"The problem is that journalists get very close to the dead animals and also film the collection of cadavers," the president of the Friedrich Löffler Institute for Animal Health, Thomas
Mettenleiter, said. "Then the camera teams go with their contaminated equipment and clothing directly where the birds are. That is completely irresponsible and exactly what we have been trying to prevent."
Germany has confirmed three cases of the highly pathogenic strain of the H5N1 virus and was awaiting confirmation of another 10 from a European Union approved laboratory in England.
Emergency measures urged as lock-down takes hold
Germany is rushing to get enough Tamiflu for 20 percent of the population
Health Minister Ulla Schmidt called on Germany's 16 states to ensure that anti-viral medications such as Tamiflu and Relenza are available for 20 percent of the population.
Germany has begun enforcing an order to keep all poultry indoors, joining the Netherlands, Slovenia, Denmark, France, Greece, Luxembourg and Sweden in doing so.
More infected birds were found in Italy and France. In India seven people were under observation with symptoms of the disease.
In Italy, the Institute of Animal Health in the northeastern city of Padua announced the virus had been detected in a total of 16 birds in the country.
H5N1 was also confirmed in Tuzla and Navodari on the shores of the Black Sea in Romania, bringing to 33 the number of sites where it has been found nationwide, a veterinary official said.

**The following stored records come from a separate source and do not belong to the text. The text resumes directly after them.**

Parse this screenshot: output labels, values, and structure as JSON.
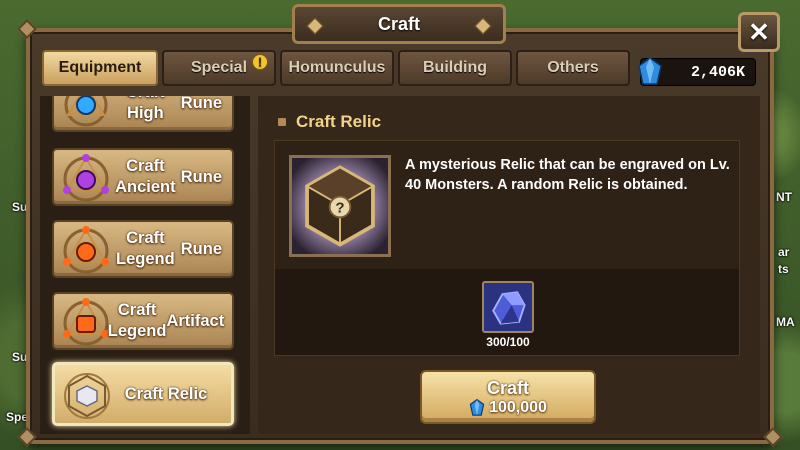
{
  "window": {
    "title": "Craft",
    "close_label": "✕"
  },
  "tabs": [
    {
      "label": "Equipment",
      "active": true
    },
    {
      "label": "Special",
      "alert": "!"
    },
    {
      "label": "Homunculus"
    },
    {
      "label": "Building"
    },
    {
      "label": "Others"
    }
  ],
  "currency": {
    "amount": "2,406K",
    "icon": "crystal-gem-icon"
  },
  "list": {
    "items": [
      {
        "line1": "Craft High",
        "line2": "Rune",
        "icon": "high-rune-icon",
        "color": "#33aaff"
      },
      {
        "line1": "Craft Ancient",
        "line2": "Rune",
        "icon": "ancient-rune-icon",
        "color": "#b040e0"
      },
      {
        "line1": "Craft Legend",
        "line2": "Rune",
        "icon": "legend-rune-icon",
        "color": "#ff6a1a"
      },
      {
        "line1": "Craft Legend",
        "line2": "Artifact",
        "icon": "legend-artifact-icon",
        "color": "#ff6a1a"
      },
      {
        "line1": "Craft Relic",
        "line2": "",
        "icon": "relic-icon",
        "selected": true
      }
    ]
  },
  "detail": {
    "title": "Craft Relic",
    "description": "A mysterious Relic that can be engraved on Lv. 40 Monsters. A random Relic is obtained.",
    "material_count": "300/100",
    "material_icon": "crystal-ore-icon"
  },
  "craft_button": {
    "label": "Craft",
    "cost": "100,000",
    "cost_icon": "crystal-gem-icon"
  },
  "background": {
    "labels": [
      "Su",
      "Su",
      "Spe",
      "NT",
      "MA",
      "ar",
      "ts"
    ]
  }
}
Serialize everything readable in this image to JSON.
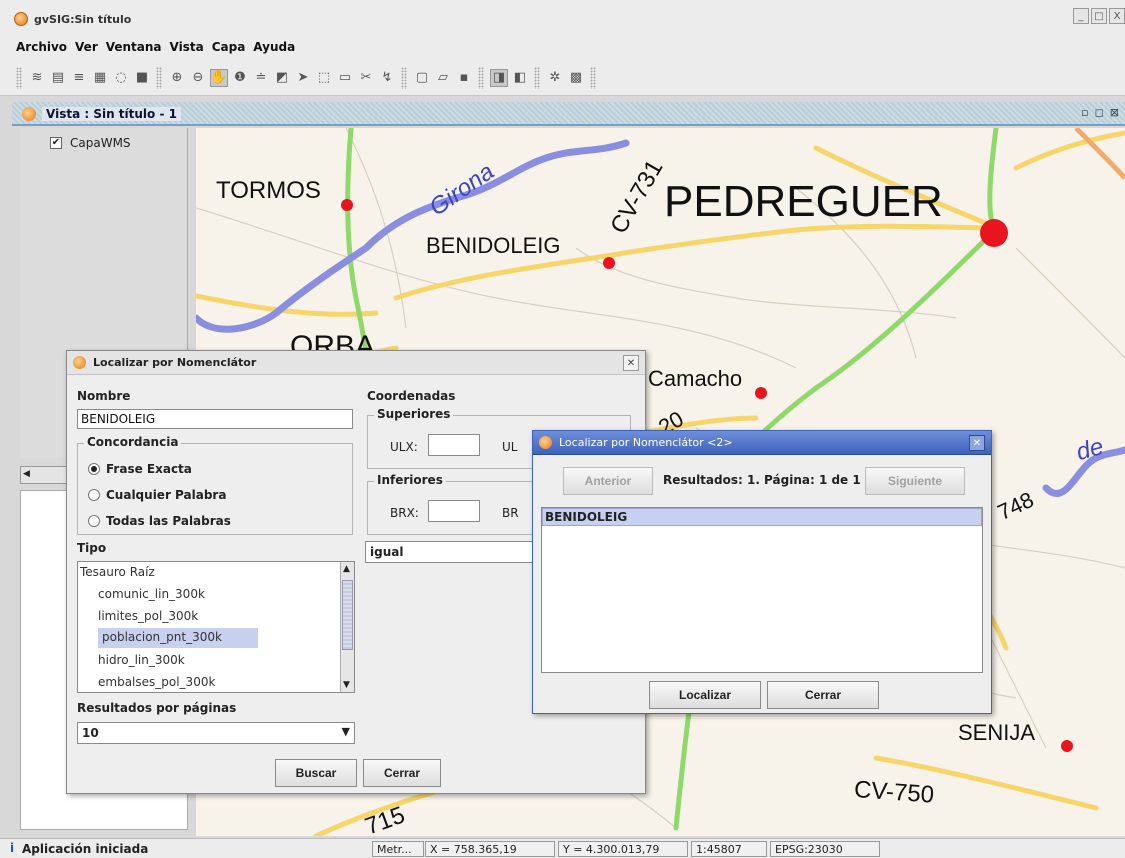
{
  "window": {
    "title": "gvSIG:Sin título",
    "controls": [
      "_",
      "□",
      "X"
    ]
  },
  "menubar": [
    "Archivo",
    "Ver",
    "Ventana",
    "Vista",
    "Capa",
    "Ayuda"
  ],
  "view": {
    "title": "Vista : Sin título - 1",
    "toc_layer": "CapaWMS",
    "toc_layer_checked": true,
    "map_labels": {
      "tormos": "TORMOS",
      "girona": "Girona",
      "cv731": "CV-731",
      "pedreguer": "PEDREGUER",
      "benidoleig": "BENIDOLEIG",
      "orba": "ORBA",
      "camacho": "Camacho",
      "cv720_fragment": "20",
      "cv748_fragment": "748",
      "de_fragment": "de",
      "senija": "SENIJA",
      "cv750": "CV-750",
      "cv715_fragment": "715"
    }
  },
  "search_dialog": {
    "title": "Localizar por Nomenclátor",
    "nombre_label": "Nombre",
    "nombre_value": "BENIDOLEIG",
    "concordancia_label": "Concordancia",
    "radio_options": [
      "Frase Exacta",
      "Cualquier Palabra",
      "Todas las Palabras"
    ],
    "radio_selected": "Frase Exacta",
    "tipo_label": "Tipo",
    "tipo_tree": [
      "Tesauro Raíz",
      "comunic_lin_300k",
      "limites_pol_300k",
      "poblacion_pnt_300k",
      "hidro_lin_300k",
      "embalses_pol_300k"
    ],
    "tipo_selected": "poblacion_pnt_300k",
    "resultados_label": "Resultados por páginas",
    "resultados_value": "10",
    "coordenadas_label": "Coordenadas",
    "superiores_label": "Superiores",
    "ulx_label": "ULX:",
    "uly_label": "UL",
    "inferiores_label": "Inferiores",
    "brx_label": "BRX:",
    "bry_label": "BR",
    "relation_value": "igual",
    "buscar_button": "Buscar",
    "cerrar_button": "Cerrar"
  },
  "results_dialog": {
    "title": "Localizar por Nomenclátor <2>",
    "anterior_button": "Anterior",
    "summary": "Resultados: 1. Página: 1 de 1",
    "siguiente_button": "Siguiente",
    "items": [
      "BENIDOLEIG"
    ],
    "localizar_button": "Localizar",
    "cerrar_button": "Cerrar"
  },
  "statusbar": {
    "message": "Aplicación iniciada",
    "units": "Metr...",
    "x": "X = 758.365,19",
    "y": "Y = 4.300.013,79",
    "scale": "1:45807",
    "crs": "EPSG:23030"
  },
  "colors": {
    "river": "#8a8ee0",
    "yellow_road": "#f6d66a",
    "green_road": "#8fd86a",
    "town_dot": "#e8141e",
    "selection": "#c8d0f0",
    "results_titlebar": "#4a6cc4"
  }
}
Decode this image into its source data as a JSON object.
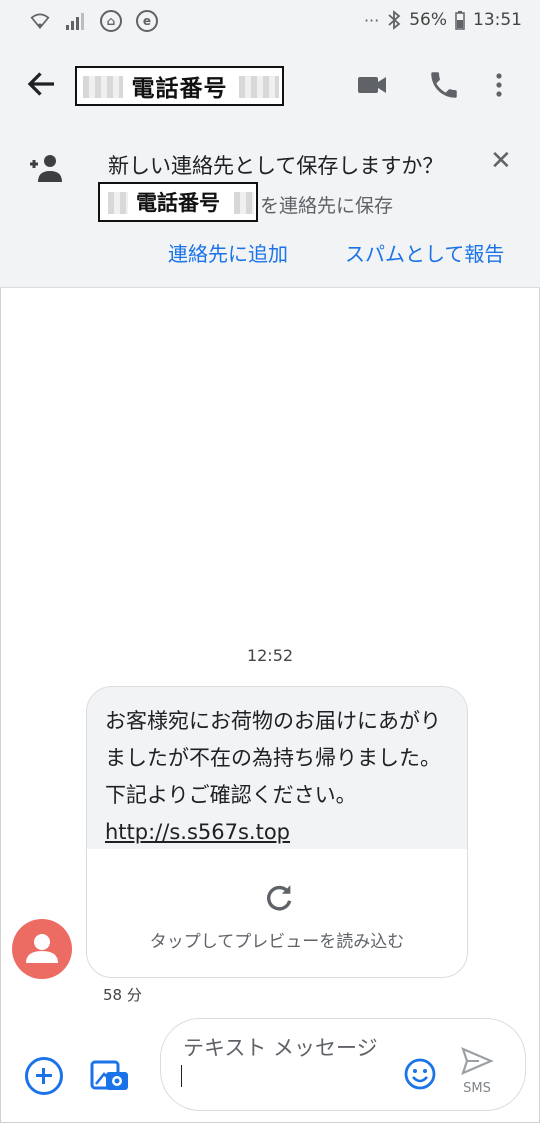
{
  "status_bar": {
    "battery": "56%",
    "time": "13:51",
    "icons": [
      "wifi-icon",
      "signal-icon",
      "notification-badge-icon",
      "app-e-icon",
      "more-dots-icon",
      "bluetooth-icon",
      "battery-icon"
    ]
  },
  "header": {
    "title": "電話番号",
    "icons": [
      "back-arrow-icon",
      "video-call-icon",
      "phone-icon",
      "more-vert-icon"
    ]
  },
  "banner": {
    "question": "新しい連絡先として保存しますか？",
    "number": "電話番号",
    "save_suffix": "を連絡先に保存",
    "add_contact": "連絡先に追加",
    "report_spam": "スパムとして報告"
  },
  "conversation": {
    "timestamp": "12:52",
    "message_text": "お客様宛にお荷物のお届けにあがりましたが不在の為持ち帰りました。 下記よりご確認ください。",
    "message_link": "http://s.s567s.top",
    "preview_label": "タップしてプレビューを読み込む",
    "relative_time": "58 分"
  },
  "composer": {
    "placeholder": "テキスト メッセージ",
    "send_label": "SMS"
  },
  "colors": {
    "accent": "#1a73e8",
    "avatar": "#ec6b63",
    "header_bg": "#f1f3f4"
  }
}
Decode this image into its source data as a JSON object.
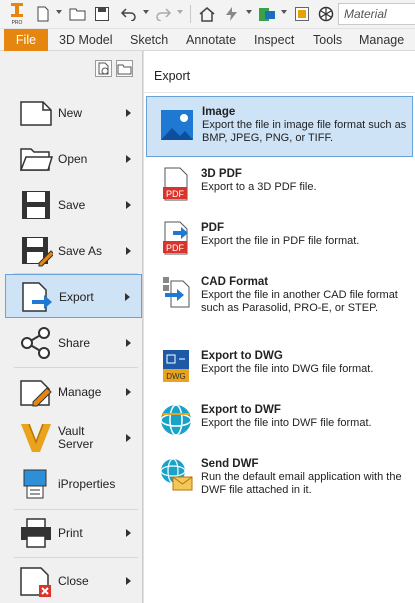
{
  "toolbar": {
    "search_placeholder": "Material",
    "icons": [
      "inventor-pro-logo",
      "new-doc-icon",
      "open-folder-icon",
      "save-icon",
      "undo-icon",
      "redo-icon",
      "home-icon",
      "update-icon",
      "appearance-icon",
      "color-swatch-icon",
      "material-sphere-icon"
    ]
  },
  "ribbon": {
    "file_label": "File",
    "tabs": [
      "3D Model",
      "Sketch",
      "Annotate",
      "Inspect",
      "Tools",
      "Manage"
    ]
  },
  "file_menu": {
    "items": [
      {
        "label": "New",
        "icon": "new-doc-icon"
      },
      {
        "label": "Open",
        "icon": "open-folder-icon"
      },
      {
        "label": "Save",
        "icon": "floppy-disk-icon"
      },
      {
        "label": "Save As",
        "icon": "save-as-icon"
      },
      {
        "label": "Export",
        "icon": "export-icon",
        "selected": true
      },
      {
        "label": "Share",
        "icon": "share-icon"
      },
      {
        "label": "Manage",
        "icon": "manage-icon"
      },
      {
        "label": "Vault\nServer",
        "icon": "vault-icon"
      },
      {
        "label": "iProperties",
        "icon": "iproperties-icon"
      },
      {
        "label": "Print",
        "icon": "printer-icon"
      },
      {
        "label": "Close",
        "icon": "close-doc-icon"
      }
    ]
  },
  "export_panel": {
    "title": "Export",
    "items": [
      {
        "title": "Image",
        "desc": "Export the file in image file format such as BMP, JPEG, PNG, or TIFF.",
        "icon": "image-icon",
        "selected": true
      },
      {
        "title": "3D PDF",
        "desc": "Export to a 3D PDF file.",
        "icon": "pdf-3d-icon",
        "badge": "PDF"
      },
      {
        "title": "PDF",
        "desc": "Export the file in PDF file format.",
        "icon": "pdf-icon",
        "badge": "PDF"
      },
      {
        "title": "CAD Format",
        "desc": "Export the file in another CAD file format such as Parasolid, PRO-E, or STEP.",
        "icon": "cad-format-icon"
      },
      {
        "title": "Export to DWG",
        "desc": "Export the file into DWG file format.",
        "icon": "dwg-icon",
        "badge": "DWG"
      },
      {
        "title": "Export to DWF",
        "desc": "Export the file into DWF file format.",
        "icon": "dwf-globe-icon"
      },
      {
        "title": "Send DWF",
        "desc": "Run the default email application with the DWF file attached in it.",
        "icon": "send-dwf-icon"
      }
    ]
  },
  "colors": {
    "file_tab": "#e4860f",
    "selection_bg": "#cfe3f7",
    "selection_border": "#6aa1d8",
    "pdf_red": "#d9342b",
    "export_blue": "#1f78d1"
  }
}
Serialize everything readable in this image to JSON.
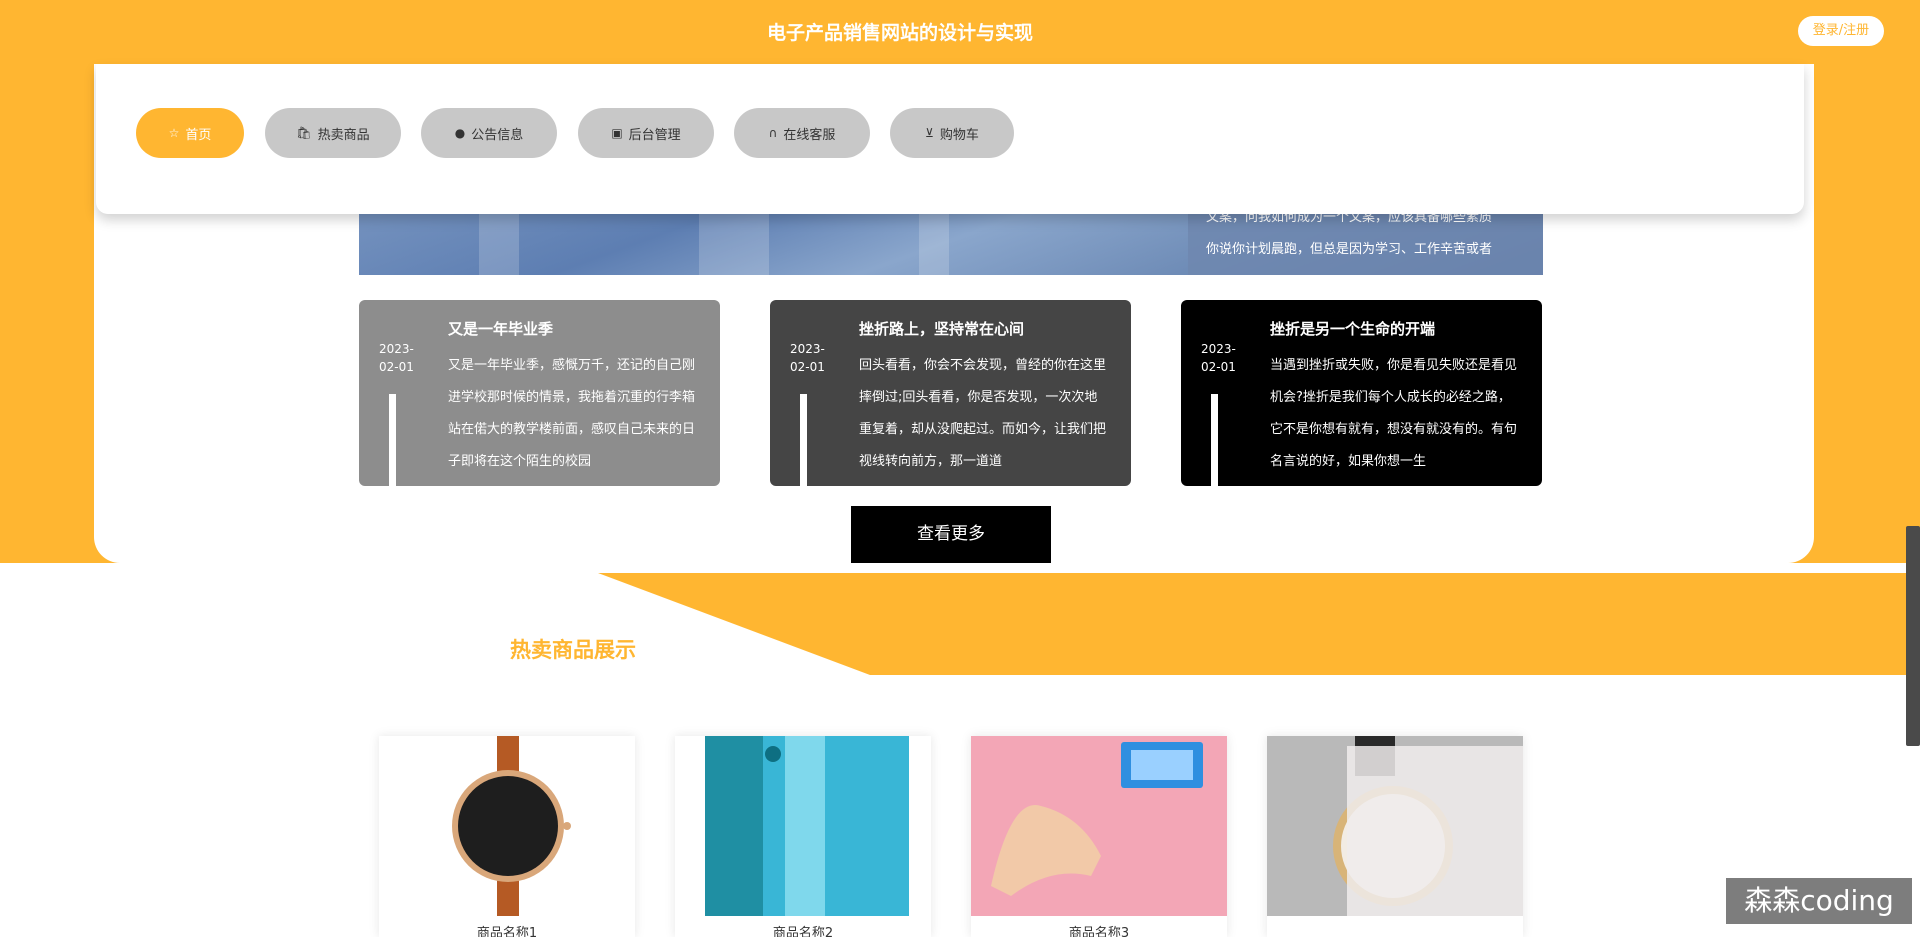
{
  "header": {
    "site_title": "电子产品销售网站的设计与实现",
    "login_label": "登录/注册"
  },
  "nav": {
    "items": [
      {
        "label": "首页",
        "icon": "star-icon"
      },
      {
        "label": "热卖商品",
        "icon": "bag-icon"
      },
      {
        "label": "公告信息",
        "icon": "info-icon"
      },
      {
        "label": "后台管理",
        "icon": "briefcase-icon"
      },
      {
        "label": "在线客服",
        "icon": "headset-icon"
      },
      {
        "label": "购物车",
        "icon": "cart-icon"
      }
    ]
  },
  "hero": {
    "lines": [
      "文案，问我如何成为一个文案，应该具备哪些素质",
      "你说你计划晨跑，但总是因为学习、工作辛苦或者"
    ]
  },
  "news": [
    {
      "date": "2023-02-01",
      "title": "又是一年毕业季",
      "excerpt": "又是一年毕业季，感慨万千，还记的自己刚进学校那时候的情景，我拖着沉重的行李箱站在偌大的教学楼前面，感叹自己未来的日子即将在这个陌生的校园",
      "bg": "#8d8d8d"
    },
    {
      "date": "2023-02-01",
      "title": "挫折路上，坚持常在心间",
      "excerpt": "回头看看，你会不会发现，曾经的你在这里摔倒过;回头看看，你是否发现，一次次地重复着，却从没爬起过。而如今，让我们把视线转向前方，那一道道",
      "bg": "#454545"
    },
    {
      "date": "2023-02-01",
      "title": "挫折是另一个生命的开端",
      "excerpt": "当遇到挫折或失败，你是看见失败还是看见机会?挫折是我们每个人成长的必经之路，它不是你想有就有，想没有就没有的。有句名言说的好，如果你想一生",
      "bg": "#000000"
    }
  ],
  "more_label": "查看更多",
  "products_section": {
    "title": "热卖商品展示",
    "items": [
      {
        "name": "商品名称1"
      },
      {
        "name": "商品名称2"
      },
      {
        "name": "商品名称3"
      },
      {
        "name": ""
      }
    ]
  },
  "watermark": "森森coding",
  "colors": {
    "accent": "#ffb631",
    "button_dark": "#000000",
    "nav_inactive": "#c8c8c8"
  }
}
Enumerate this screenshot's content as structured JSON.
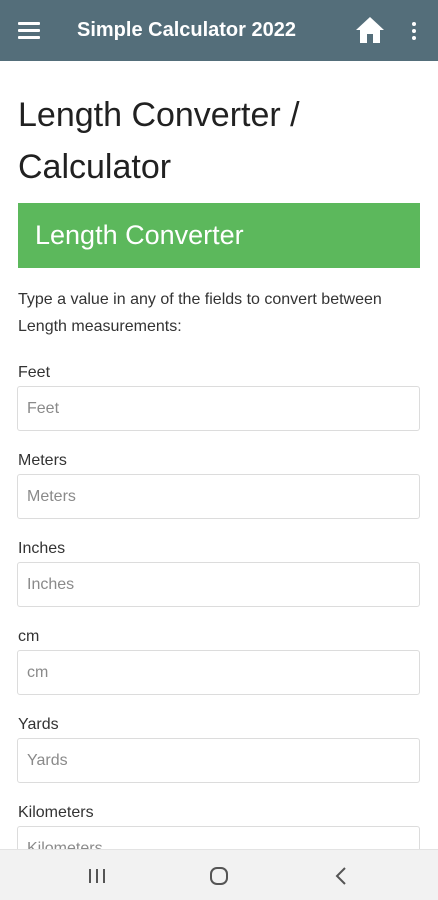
{
  "app_bar": {
    "title": "Simple Calculator 2022",
    "background": "#546e7a",
    "icons": [
      "menu-icon",
      "home-icon",
      "more-vert-icon"
    ]
  },
  "page": {
    "title": "Length Converter / Calculator",
    "banner_text": "Length Converter",
    "banner_color": "#5cb85c",
    "intro": "Type a value in any of the fields to convert between Length measurements:"
  },
  "fields": [
    {
      "label": "Feet",
      "placeholder": "Feet",
      "value": ""
    },
    {
      "label": "Meters",
      "placeholder": "Meters",
      "value": ""
    },
    {
      "label": "Inches",
      "placeholder": "Inches",
      "value": ""
    },
    {
      "label": "cm",
      "placeholder": "cm",
      "value": ""
    },
    {
      "label": "Yards",
      "placeholder": "Yards",
      "value": ""
    },
    {
      "label": "Kilometers",
      "placeholder": "Kilometers",
      "value": ""
    }
  ],
  "system_nav": {
    "icons": [
      "recent-apps-icon",
      "home-circle-icon",
      "back-icon"
    ]
  }
}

Samples from the latest Romanian cases were sent to the EU reference laboratory to establish whether it was the highly pathogenic form of the H5N1 virus.
Nearly 35,000 birds will be culled from Monday morning in Romania, a top official for the Constanta region, Danut Culetu, told Mediafax news agency
France faces economic implications as bird flu arrives
The H5N1 virsu was found in a dead wild duck prompting panic in France
French authorities vowed to spare no effort in containing avian influenza after the country became the sixth in the European Union, and the most westerly, to be hit by the virus.
Europe's top producer and the world's fourth-largest exporter of poultry, France confirmed that H5N1 had been identified in a wild duck found dead in the central-eastern Ain region.
French Health Minister Xavier Bertrand stressed that the dead duck was an isolated case, although food authorities said tests were continuing on some 15 birds found dead in various parts of the country.
"There will be no financial or economic obstacle in preparing France in the face of these risks," he said on Europe 1 radio, as the country's main farmers' union called for more state help in tackling the threat.
The plight of EU poultry producers, faced with plummeting sales, will be discussed by agriculture ministers Monday. Sales are down by 70 percent in Italy, 40 to 50 percent in Greece and 15 percent in France.
But in Brussels officials held out little hope in the short term. "We're sympathetic but there is very little we, from the European budget, can actually do," a European Commission spokesman said.
Virus spreading through Europe and beyond
Europe is putting up buffer zones but the virus knows no borders
The other EU member states so far to have detected the H5N1 virus are Austria, Greece, and Slovenia. There have also been cases in Bulgaria, Croatia, Ukraine and Russia. Britain, too, said the risk of bird flu there was "more likely" following the French case.
"It's not inevitable, but it is clear, obviously, that it's more likely than it was when it was further away," Agriculture Minister Ben Bradshaw said.
In India, seven people were under observation while up to half a million birds were being slaughtered Sunday after the presence of H5N1 was confirmed. But fears that the virus caused the death of a farmer in the western Gujarat state proved unfounded.